**WHAT YOU SHOULD DO**
Read the lines below, and copy any that contain the string "icon".

(Entries from a dataset of interfaces)
= Beginning of Section =

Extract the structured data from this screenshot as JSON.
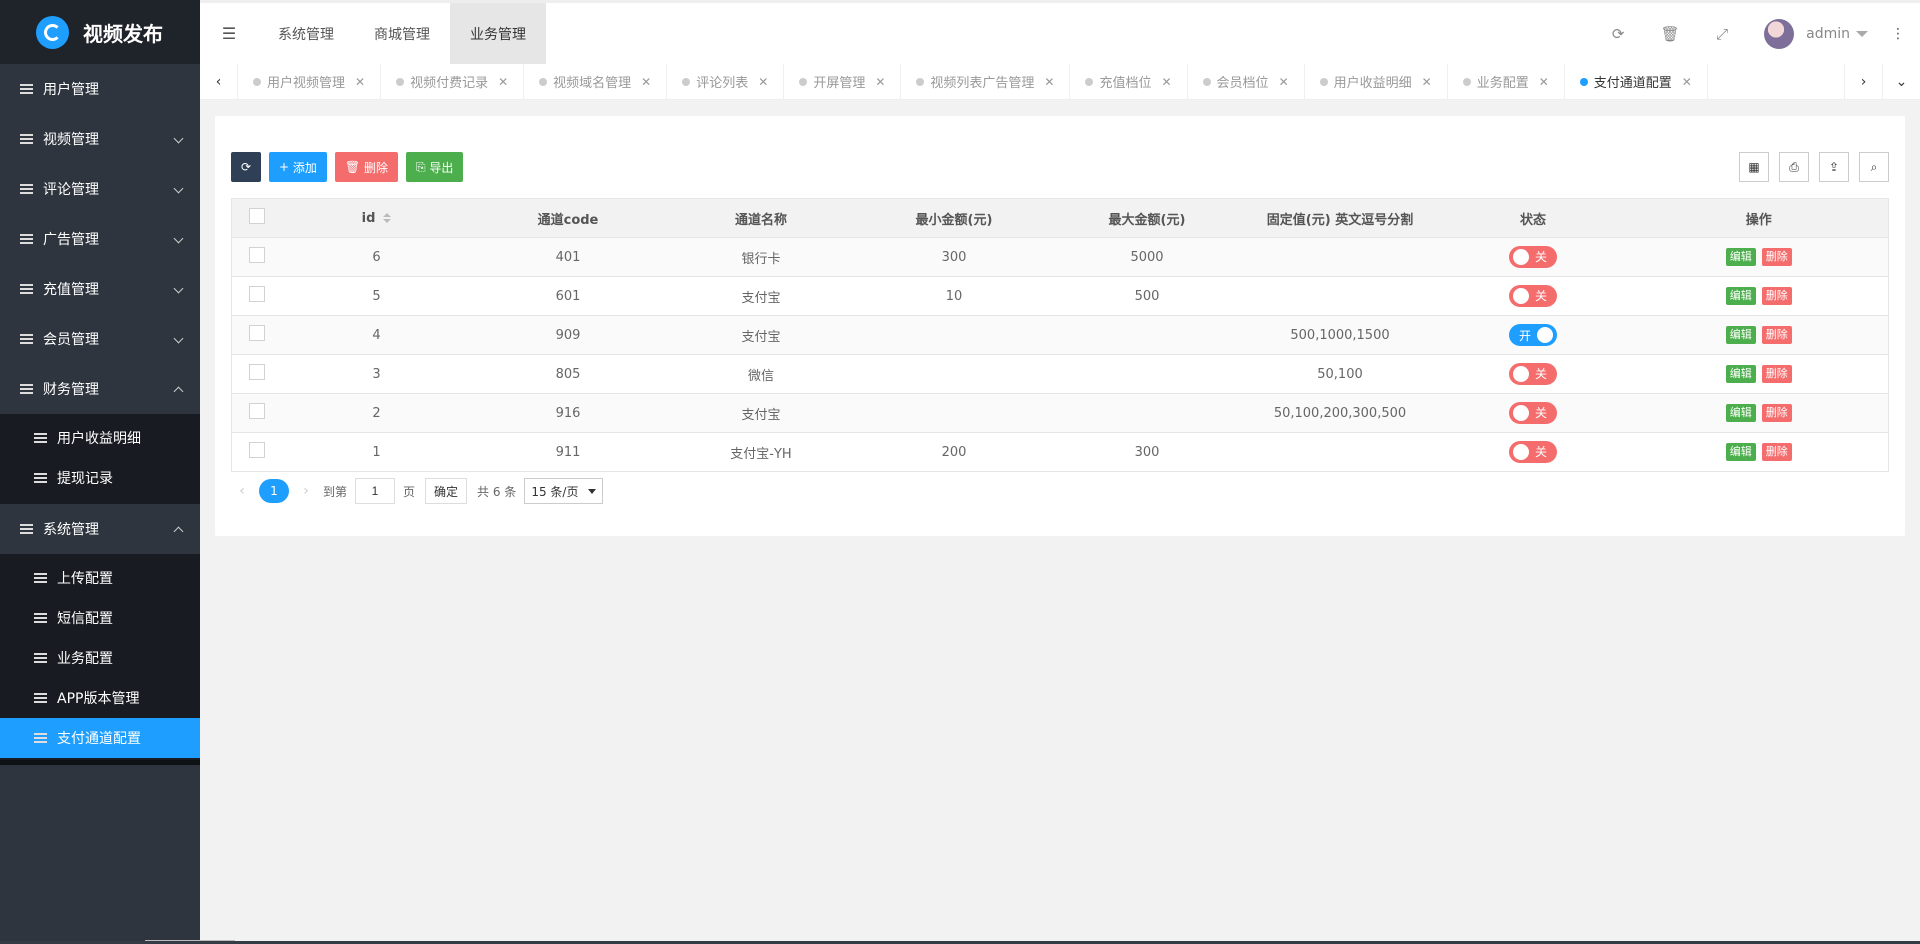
{
  "app": {
    "title": "视频发布"
  },
  "sidebar": {
    "items": [
      {
        "label": "用户管理",
        "arrow": ""
      },
      {
        "label": "视频管理",
        "arrow": "down"
      },
      {
        "label": "评论管理",
        "arrow": "down"
      },
      {
        "label": "广告管理",
        "arrow": "down"
      },
      {
        "label": "充值管理",
        "arrow": "down"
      },
      {
        "label": "会员管理",
        "arrow": "down"
      },
      {
        "label": "财务管理",
        "arrow": "up"
      }
    ],
    "finance_sub": [
      "用户收益明细",
      "提现记录"
    ],
    "system": {
      "label": "系统管理"
    },
    "system_sub": [
      "上传配置",
      "短信配置",
      "业务配置",
      "APP版本管理",
      "支付通道配置"
    ]
  },
  "header": {
    "tabs": [
      "系统管理",
      "商城管理",
      "业务管理"
    ],
    "active_tab": "业务管理",
    "user": "admin"
  },
  "page_tabs": [
    "用户视频管理",
    "视频付费记录",
    "视频域名管理",
    "评论列表",
    "开屏管理",
    "视频列表广告管理",
    "充值档位",
    "会员档位",
    "用户收益明细",
    "业务配置",
    "支付通道配置"
  ],
  "toolbar": {
    "add": "添加",
    "delete": "删除",
    "export": "导出"
  },
  "table": {
    "columns": [
      "id",
      "通道code",
      "通道名称",
      "最小金额(元)",
      "最大金额(元)",
      "固定值(元) 英文逗号分割",
      "状态",
      "操作"
    ],
    "rows": [
      {
        "id": "6",
        "code": "401",
        "name": "银行卡",
        "min": "300",
        "max": "5000",
        "fixed": "",
        "status": "关",
        "on": false
      },
      {
        "id": "5",
        "code": "601",
        "name": "支付宝",
        "min": "10",
        "max": "500",
        "fixed": "",
        "status": "关",
        "on": false
      },
      {
        "id": "4",
        "code": "909",
        "name": "支付宝",
        "min": "",
        "max": "",
        "fixed": "500,1000,1500",
        "status": "开",
        "on": true
      },
      {
        "id": "3",
        "code": "805",
        "name": "微信",
        "min": "",
        "max": "",
        "fixed": "50,100",
        "status": "关",
        "on": false
      },
      {
        "id": "2",
        "code": "916",
        "name": "支付宝",
        "min": "",
        "max": "",
        "fixed": "50,100,200,300,500",
        "status": "关",
        "on": false
      },
      {
        "id": "1",
        "code": "911",
        "name": "支付宝-YH",
        "min": "200",
        "max": "300",
        "fixed": "",
        "status": "关",
        "on": false
      }
    ],
    "edit_label": "编辑",
    "delete_label": "删除"
  },
  "pager": {
    "current": "1",
    "goto_prefix": "到第",
    "goto_value": "1",
    "goto_suffix": "页",
    "confirm": "确定",
    "total": "共 6 条",
    "per_page": "15 条/页"
  },
  "colors": {
    "accent": "#1e9fff",
    "danger": "#f56c6c",
    "success": "#4cae4c",
    "sidebar": "#2f353e"
  }
}
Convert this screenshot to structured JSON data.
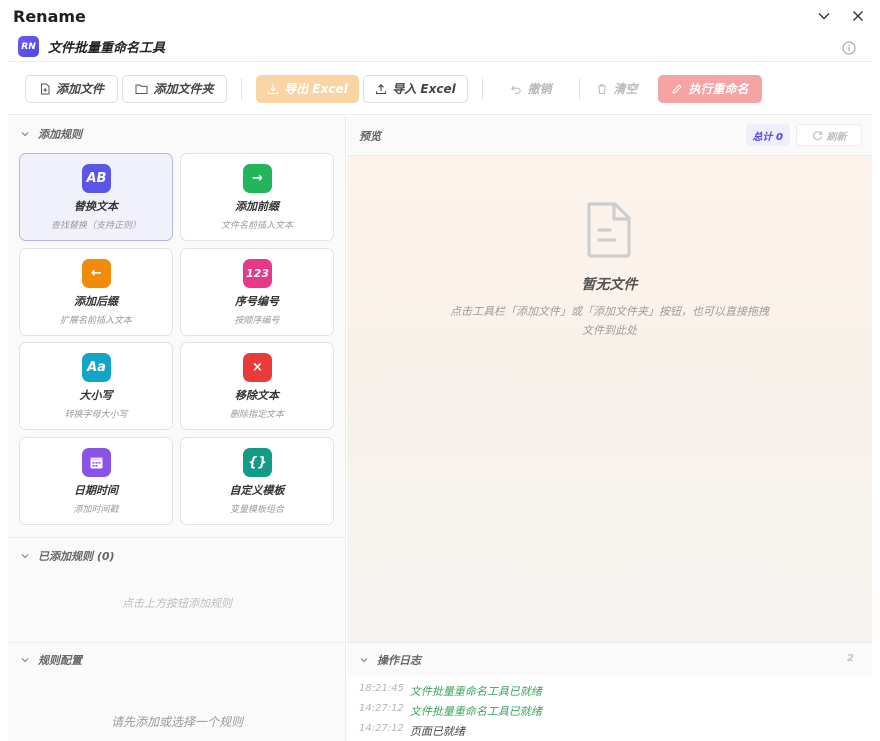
{
  "window": {
    "title": "Rename"
  },
  "app": {
    "logo_text": "RN",
    "title": "文件批量重命名工具"
  },
  "toolbar": {
    "add_file": "添加文件",
    "add_folder": "添加文件夹",
    "export_excel": "导出 Excel",
    "import_excel": "导入 Excel",
    "undo": "撤销",
    "clear": "清空",
    "execute": "执行重命名"
  },
  "rules_section": {
    "title": "添加规则"
  },
  "rules": [
    {
      "icon": "AB",
      "title": "替换文本",
      "desc": "查找替换（支持正则）",
      "color": "#5b55e8"
    },
    {
      "icon": "→",
      "title": "添加前缀",
      "desc": "文件名前插入文本",
      "color": "#22b55a"
    },
    {
      "icon": "←",
      "title": "添加后缀",
      "desc": "扩展名前插入文本",
      "color": "#f08c0a"
    },
    {
      "icon": "123",
      "title": "序号编号",
      "desc": "按顺序编号",
      "color": "#e8388a"
    },
    {
      "icon": "Aa",
      "title": "大小写",
      "desc": "转换字母大小写",
      "color": "#12a5c6"
    },
    {
      "icon": "×",
      "title": "移除文本",
      "desc": "删除指定文本",
      "color": "#ea3b3b"
    },
    {
      "icon": "calendar",
      "title": "日期时间",
      "desc": "添加时间戳",
      "color": "#8b52e6"
    },
    {
      "icon": "{}",
      "title": "自定义模板",
      "desc": "变量模板组合",
      "color": "#129b86"
    }
  ],
  "added_rules": {
    "title": "已添加规则 (0)",
    "hint": "点击上方按钮添加规则"
  },
  "rule_config": {
    "title": "规则配置",
    "hint": "请先添加或选择一个规则"
  },
  "preview": {
    "title": "预览",
    "total_label": "总计 0",
    "refresh_label": "刷新",
    "empty_title": "暂无文件",
    "empty_desc": "点击工具栏「添加文件」或「添加文件夹」按钮，也可以直接拖拽文件到此处"
  },
  "log": {
    "title": "操作日志",
    "count": "2",
    "entries": [
      {
        "time": "18:21:45",
        "msg": "文件批量重命名工具已就绪",
        "kind": "ok"
      },
      {
        "time": "14:27:12",
        "msg": "文件批量重命名工具已就绪",
        "kind": "ok"
      },
      {
        "time": "14:27:12",
        "msg": "页面已就绪",
        "kind": "plain"
      }
    ]
  }
}
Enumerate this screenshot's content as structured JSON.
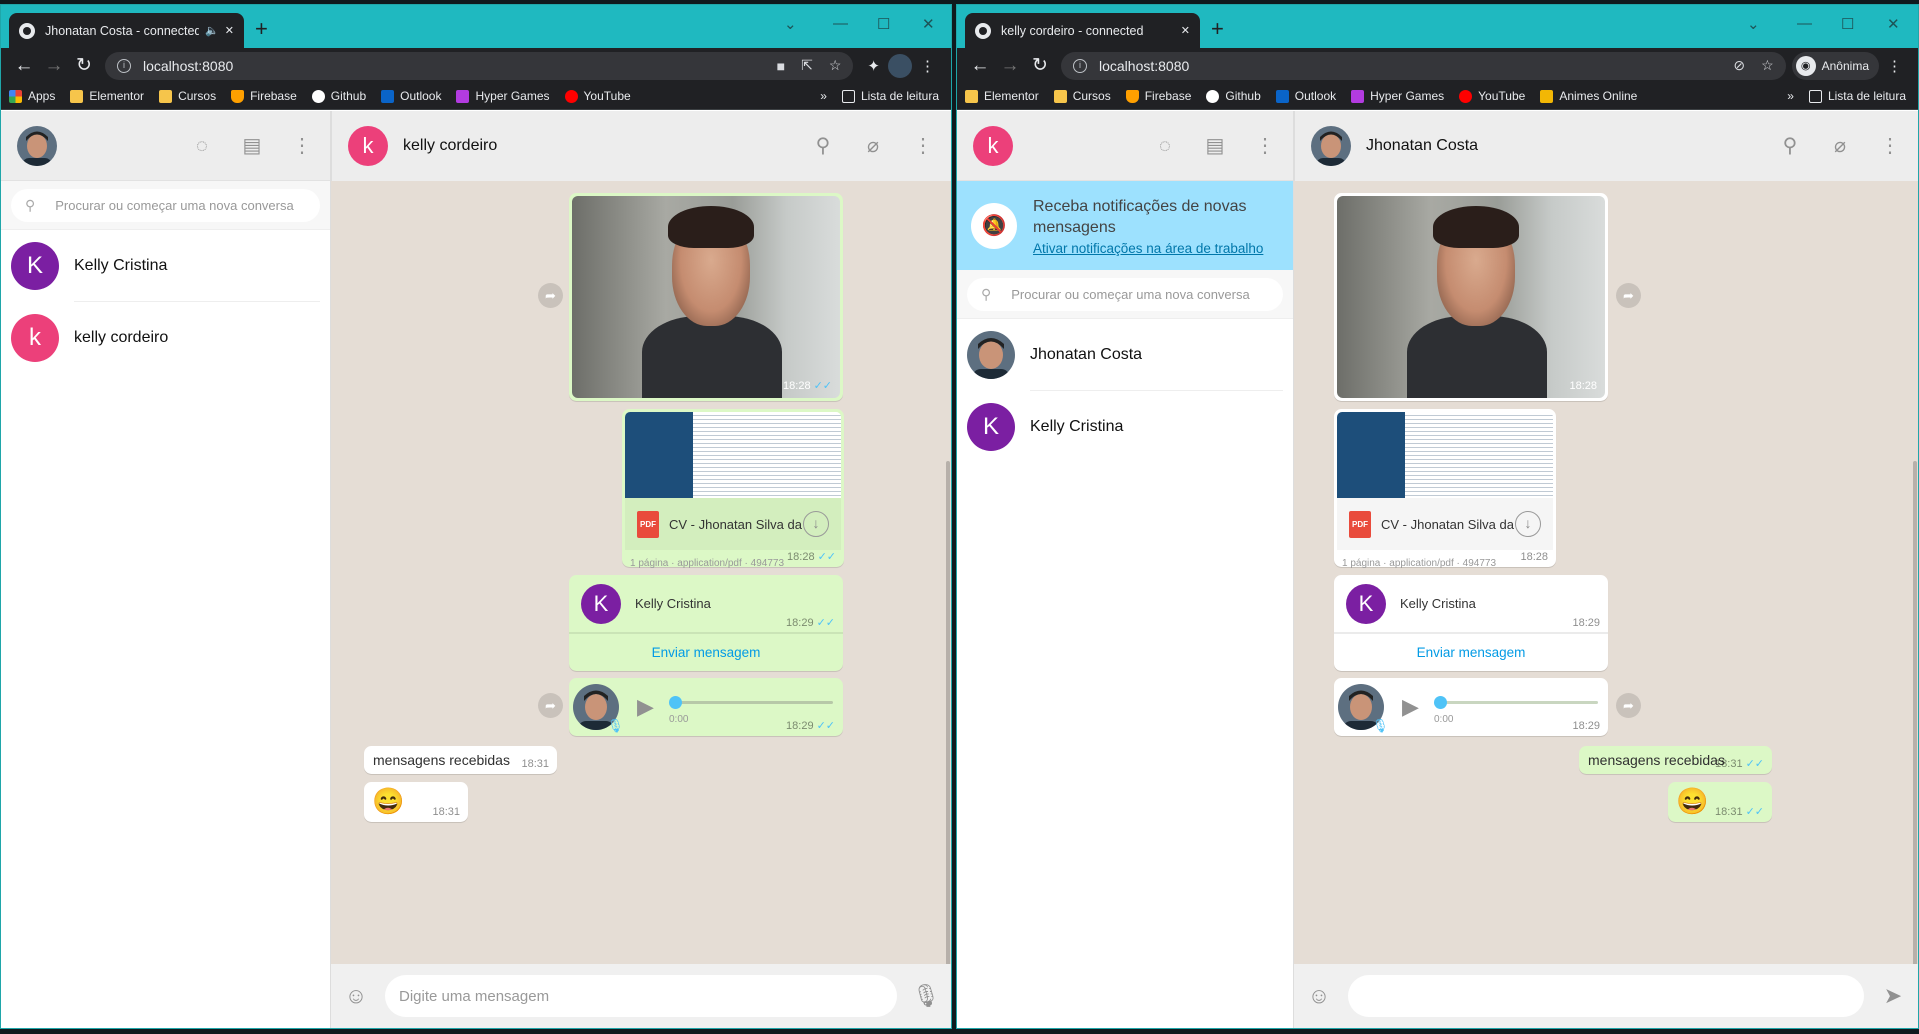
{
  "windowA": {
    "tab_title": "Jhonatan Costa - connected",
    "url": "localhost:8080",
    "bookmarks": [
      "Apps",
      "Elementor",
      "Cursos",
      "Firebase",
      "Github",
      "Outlook",
      "Hyper Games",
      "YouTube"
    ],
    "reading_list": "Lista de leitura",
    "search_placeholder": "Procurar ou começar uma nova conversa",
    "contacts": [
      {
        "initial": "K",
        "name": "Kelly Cristina",
        "color": "#7b1fa2"
      },
      {
        "initial": "k",
        "name": "kelly cordeiro",
        "color": "#ec407a"
      }
    ],
    "chat": {
      "initial": "k",
      "name": "kelly cordeiro",
      "color": "#ec407a",
      "photo_time": "18:28",
      "doc_name": "CV - Jhonatan Silva da...",
      "doc_meta": "1 página · application/pdf · 494773",
      "doc_time": "18:28",
      "card_initial": "K",
      "card_name": "Kelly Cristina",
      "card_time": "18:29",
      "card_action": "Enviar mensagem",
      "audio_duration": "0:00",
      "audio_time": "18:29",
      "text_msg": "mensagens recebidas",
      "text_time": "18:31",
      "emoji": "😄",
      "emoji_time": "18:31"
    },
    "compose_placeholder": "Digite uma mensagem"
  },
  "windowB": {
    "tab_title": "kelly cordeiro - connected",
    "url": "localhost:8080",
    "profile": "Anônima",
    "bookmarks": [
      "Elementor",
      "Cursos",
      "Firebase",
      "Github",
      "Outlook",
      "Hyper Games",
      "YouTube",
      "Animes Online"
    ],
    "reading_list": "Lista de leitura",
    "me_initial": "k",
    "notification_title": "Receba notificações de novas mensagens",
    "notification_link": "Ativar notificações na área de trabalho",
    "search_placeholder": "Procurar ou começar uma nova conversa",
    "contacts": [
      {
        "initial": "",
        "name": "Jhonatan Costa",
        "color": "#3a4f63"
      },
      {
        "initial": "K",
        "name": "Kelly Cristina",
        "color": "#7b1fa2"
      }
    ],
    "chat": {
      "name": "Jhonatan Costa",
      "photo_time": "18:28",
      "doc_name": "CV - Jhonatan Silva da...",
      "doc_meta": "1 página · application/pdf · 494773",
      "doc_time": "18:28",
      "card_initial": "K",
      "card_name": "Kelly Cristina",
      "card_time": "18:29",
      "card_action": "Enviar mensagem",
      "audio_duration": "0:00",
      "audio_time": "18:29",
      "text_msg": "mensagens recebidas",
      "text_time": "18:31",
      "emoji": "😄",
      "emoji_time": "18:31"
    }
  },
  "colors": {
    "accent": "#1fb9c0",
    "outgoing": "#dcf8c6",
    "incoming": "#ffffff",
    "chat_bg": "#e5ddd5",
    "notif": "#9de1fe"
  }
}
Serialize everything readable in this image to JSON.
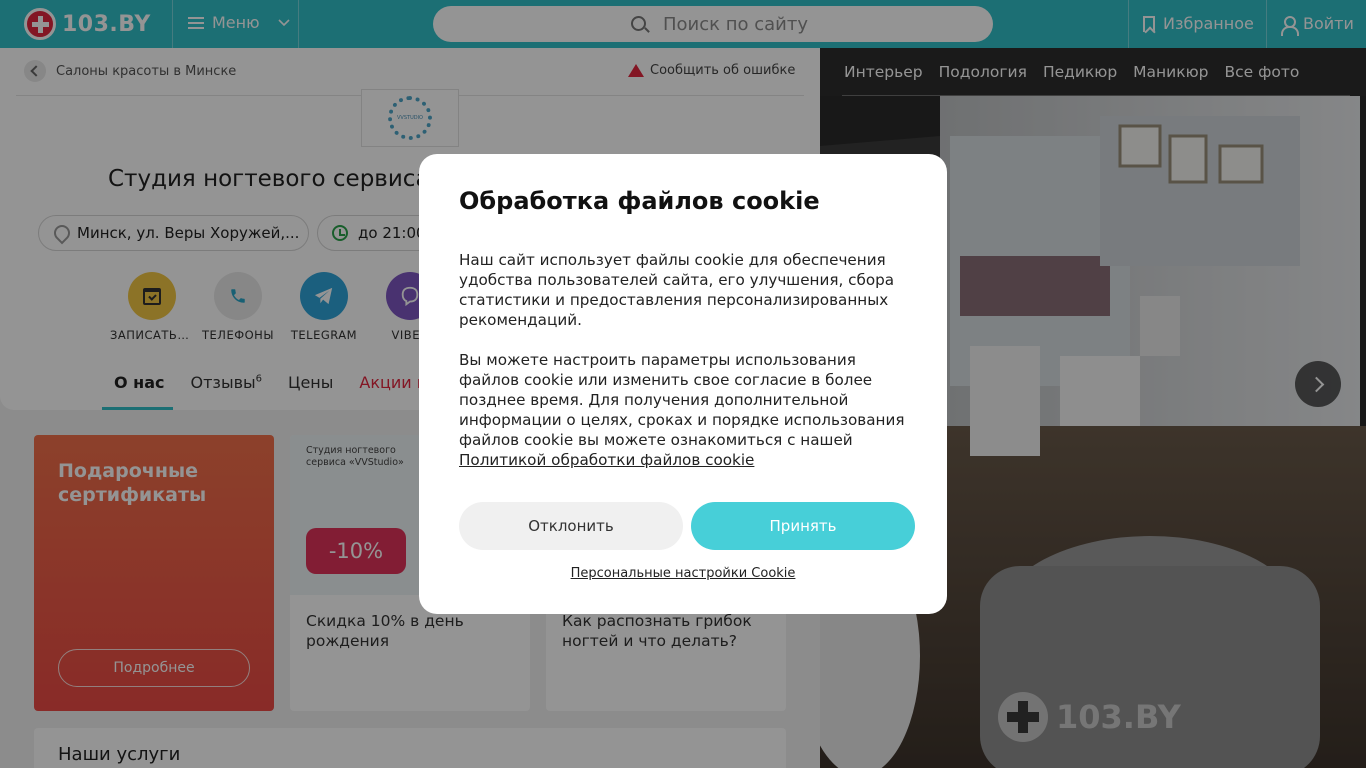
{
  "header": {
    "logo_text": "103.BY",
    "menu_label": "Меню",
    "search_placeholder": "Поиск по сайту",
    "favorites_label": "Избранное",
    "login_label": "Войти",
    "brand_color": "#31c0c9"
  },
  "breadcrumb": {
    "label": "Салоны красоты в Минске"
  },
  "report_error_label": "Сообщить об ошибке",
  "salon": {
    "logo_text": "VVSTUDIO",
    "title": "Студия ногтевого сервиса «VVStudio»",
    "address": "Минск, ул. Веры Хоружей,...",
    "hours": "до 21:00"
  },
  "actions": [
    {
      "label": "ЗАПИСАТЬСЯ",
      "icon": "calendar-icon",
      "color": "#f2c644"
    },
    {
      "label": "ТЕЛЕФОНЫ",
      "icon": "phone-icon",
      "color": "#e8e8e8"
    },
    {
      "label": "TELEGRAM",
      "icon": "telegram-icon",
      "color": "#30a4d9"
    },
    {
      "label": "VIBER",
      "icon": "viber-icon",
      "color": "#7e57c2"
    }
  ],
  "tabs": [
    {
      "label": "О нас",
      "badge": ""
    },
    {
      "label": "Отзывы",
      "badge": "6"
    },
    {
      "label": "Цены",
      "badge": ""
    },
    {
      "label": "Акции и новости",
      "badge": ""
    }
  ],
  "promos": {
    "gift_title": "Подарочные сертификаты",
    "gift_button": "Подробнее",
    "birthday_sub": "Студия ногтевого сервиса «VVStudio»",
    "birthday_badge": "-10%",
    "birthday_text": "Скидка 10% в день рождения",
    "fungus_text": "Как распознать грибок ногтей и что делать?"
  },
  "services_title": "Наши услуги",
  "gallery": {
    "tabs": [
      "Интерьер",
      "Подология",
      "Педикюр",
      "Маникюр",
      "Все фото"
    ],
    "watermark": "103.BY"
  },
  "cookie_dialog": {
    "title": "Обработка файлов cookie",
    "paragraph1": "Наш сайт использует файлы cookie для обеспечения удобства пользователей сайта, его улучшения, сбора статистики и предоставления персонализированных рекомендаций.",
    "paragraph2": "Вы можете настроить параметры использования файлов cookie или изменить свое согласие в более позднее время. Для получения дополнительной информации о целях, сроках и порядке использования файлов cookie вы можете ознакомиться с нашей",
    "policy_link": "Политикой обработки файлов cookie",
    "decline_label": "Отклонить",
    "accept_label": "Принять",
    "settings_link": "Персональные настройки Cookie",
    "accept_color": "#47cfd8"
  }
}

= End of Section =

**TASK ANSWER**
      "icon": "AB",
      "icon": "→",
      "icon": "←",
      "icon": "123",
      "icon": "Aa",
      "icon": "×",
      "icon": "calendar",
      "icon": "{}",
      "icon": "calendar-icon",
      "icon": "phone-icon",
      "icon": "telegram-icon",
      "icon": "viber-icon",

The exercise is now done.